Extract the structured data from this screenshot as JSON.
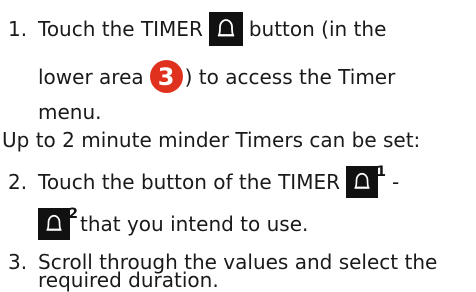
{
  "steps": [
    {
      "num": "1.",
      "text_a": "Touch the TIMER",
      "text_b": "button (in the",
      "text_c": "lower area",
      "marker": "3",
      "text_d": ") to access the Timer",
      "text_e": "menu."
    },
    {
      "num": "2.",
      "text_a": "Touch the button of the TIMER",
      "sup_a": "1",
      "text_b": "-",
      "sup_b": "2",
      "text_c": "that you intend to use."
    },
    {
      "num": "3.",
      "text_a": "Scroll through the values and select the",
      "text_b": "required duration."
    }
  ],
  "note": "Up to 2 minute minder Timers can be set:",
  "icons": {
    "timer": "bell-icon"
  },
  "colors": {
    "marker": "#e0301e",
    "icon_bg": "#111111"
  }
}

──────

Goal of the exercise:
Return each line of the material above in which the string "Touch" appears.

Written solution:
      "text_a": "Touch the TIMER",
      "text_a": "Touch the button of the TIMER",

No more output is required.